### What is needed
Search the entries below for "image", and copy each line where it appears.

[Opening Available records section]

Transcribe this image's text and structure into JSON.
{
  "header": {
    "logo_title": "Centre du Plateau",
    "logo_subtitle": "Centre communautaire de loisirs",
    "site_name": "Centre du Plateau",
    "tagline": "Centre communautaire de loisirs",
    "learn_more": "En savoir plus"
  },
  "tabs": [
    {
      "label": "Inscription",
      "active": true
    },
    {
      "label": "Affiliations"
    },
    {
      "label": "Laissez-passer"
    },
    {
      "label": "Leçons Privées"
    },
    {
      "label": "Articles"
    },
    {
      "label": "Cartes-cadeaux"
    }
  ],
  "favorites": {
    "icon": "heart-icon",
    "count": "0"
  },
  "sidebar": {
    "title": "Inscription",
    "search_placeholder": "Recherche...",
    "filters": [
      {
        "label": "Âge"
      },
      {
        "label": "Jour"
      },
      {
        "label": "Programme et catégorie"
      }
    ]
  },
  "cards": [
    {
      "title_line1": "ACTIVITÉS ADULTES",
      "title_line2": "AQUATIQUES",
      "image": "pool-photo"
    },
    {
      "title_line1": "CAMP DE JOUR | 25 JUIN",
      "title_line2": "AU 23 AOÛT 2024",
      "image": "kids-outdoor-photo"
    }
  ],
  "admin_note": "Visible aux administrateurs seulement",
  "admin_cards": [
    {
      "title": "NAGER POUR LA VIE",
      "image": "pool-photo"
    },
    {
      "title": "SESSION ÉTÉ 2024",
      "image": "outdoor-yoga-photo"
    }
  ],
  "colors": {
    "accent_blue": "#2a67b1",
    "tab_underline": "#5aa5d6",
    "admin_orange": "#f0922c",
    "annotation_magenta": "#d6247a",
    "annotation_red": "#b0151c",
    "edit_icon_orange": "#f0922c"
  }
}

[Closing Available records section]
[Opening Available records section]

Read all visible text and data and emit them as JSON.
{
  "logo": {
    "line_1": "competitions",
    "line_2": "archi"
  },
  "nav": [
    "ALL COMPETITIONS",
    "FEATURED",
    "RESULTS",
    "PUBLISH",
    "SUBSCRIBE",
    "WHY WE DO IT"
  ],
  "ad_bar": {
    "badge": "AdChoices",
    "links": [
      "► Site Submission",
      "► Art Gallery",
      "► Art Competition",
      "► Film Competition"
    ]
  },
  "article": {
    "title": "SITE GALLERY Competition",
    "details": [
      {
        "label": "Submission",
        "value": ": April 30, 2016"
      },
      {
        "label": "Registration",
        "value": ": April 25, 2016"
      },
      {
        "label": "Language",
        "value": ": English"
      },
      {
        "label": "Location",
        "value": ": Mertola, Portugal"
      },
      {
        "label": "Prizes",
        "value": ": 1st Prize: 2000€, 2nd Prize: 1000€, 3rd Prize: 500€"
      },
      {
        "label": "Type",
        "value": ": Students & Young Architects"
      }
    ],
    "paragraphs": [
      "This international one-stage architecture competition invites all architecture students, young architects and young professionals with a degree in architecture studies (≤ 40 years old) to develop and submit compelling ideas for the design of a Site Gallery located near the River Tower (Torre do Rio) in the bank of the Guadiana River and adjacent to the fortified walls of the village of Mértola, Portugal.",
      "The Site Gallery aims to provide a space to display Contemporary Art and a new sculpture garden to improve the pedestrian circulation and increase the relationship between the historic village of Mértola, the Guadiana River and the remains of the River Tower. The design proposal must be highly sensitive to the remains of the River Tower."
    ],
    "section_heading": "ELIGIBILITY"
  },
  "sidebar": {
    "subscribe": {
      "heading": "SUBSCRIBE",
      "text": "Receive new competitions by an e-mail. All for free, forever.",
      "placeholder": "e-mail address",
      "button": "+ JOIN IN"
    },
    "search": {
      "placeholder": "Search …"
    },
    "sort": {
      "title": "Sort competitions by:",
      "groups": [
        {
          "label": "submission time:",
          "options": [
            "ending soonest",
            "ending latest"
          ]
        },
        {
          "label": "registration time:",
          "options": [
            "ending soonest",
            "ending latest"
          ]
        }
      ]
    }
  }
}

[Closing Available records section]

### Result for this task
Transcribe this image's text and structure into JSON.
      "image": "pool-photo"
      "image": "kids-outdoor-photo"
      "image": "pool-photo"
      "image": "outdoor-yoga-photo"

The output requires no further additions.